For the material that follows, state how many lines contain the word "this", and add nothing.

[[ Supplied material open ]]

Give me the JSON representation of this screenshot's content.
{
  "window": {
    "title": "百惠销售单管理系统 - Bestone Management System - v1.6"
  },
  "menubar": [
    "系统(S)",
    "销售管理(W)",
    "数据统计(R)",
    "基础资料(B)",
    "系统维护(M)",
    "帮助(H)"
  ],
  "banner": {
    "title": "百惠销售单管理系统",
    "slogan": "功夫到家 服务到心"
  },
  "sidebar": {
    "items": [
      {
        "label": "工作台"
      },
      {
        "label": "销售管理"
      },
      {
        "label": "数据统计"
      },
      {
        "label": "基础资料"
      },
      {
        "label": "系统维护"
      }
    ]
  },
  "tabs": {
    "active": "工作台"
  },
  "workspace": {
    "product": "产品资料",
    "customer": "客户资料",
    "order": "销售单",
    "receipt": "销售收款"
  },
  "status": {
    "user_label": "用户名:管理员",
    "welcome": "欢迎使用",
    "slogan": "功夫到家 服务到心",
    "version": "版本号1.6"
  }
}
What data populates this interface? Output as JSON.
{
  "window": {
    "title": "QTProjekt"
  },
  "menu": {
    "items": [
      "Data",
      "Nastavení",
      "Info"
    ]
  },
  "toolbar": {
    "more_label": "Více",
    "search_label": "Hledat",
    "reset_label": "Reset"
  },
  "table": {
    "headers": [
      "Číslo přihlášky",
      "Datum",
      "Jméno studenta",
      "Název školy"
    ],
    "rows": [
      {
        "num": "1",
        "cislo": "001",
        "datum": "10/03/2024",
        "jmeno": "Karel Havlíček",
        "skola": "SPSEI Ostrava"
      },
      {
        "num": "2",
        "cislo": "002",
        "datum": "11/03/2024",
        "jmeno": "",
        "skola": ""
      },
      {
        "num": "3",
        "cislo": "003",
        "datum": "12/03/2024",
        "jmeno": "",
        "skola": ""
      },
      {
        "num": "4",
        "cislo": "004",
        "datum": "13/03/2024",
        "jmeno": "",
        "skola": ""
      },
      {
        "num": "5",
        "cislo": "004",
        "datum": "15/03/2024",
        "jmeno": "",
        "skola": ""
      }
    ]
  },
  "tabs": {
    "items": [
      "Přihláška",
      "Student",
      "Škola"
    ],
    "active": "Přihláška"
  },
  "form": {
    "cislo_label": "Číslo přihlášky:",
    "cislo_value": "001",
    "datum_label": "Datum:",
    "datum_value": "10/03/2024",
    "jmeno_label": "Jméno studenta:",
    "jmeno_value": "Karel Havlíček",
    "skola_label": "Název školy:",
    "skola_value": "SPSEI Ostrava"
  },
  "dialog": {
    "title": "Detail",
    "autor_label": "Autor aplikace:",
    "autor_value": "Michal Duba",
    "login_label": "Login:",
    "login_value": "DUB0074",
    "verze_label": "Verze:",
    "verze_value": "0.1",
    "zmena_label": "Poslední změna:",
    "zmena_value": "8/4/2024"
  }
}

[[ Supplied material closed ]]

The answer:
2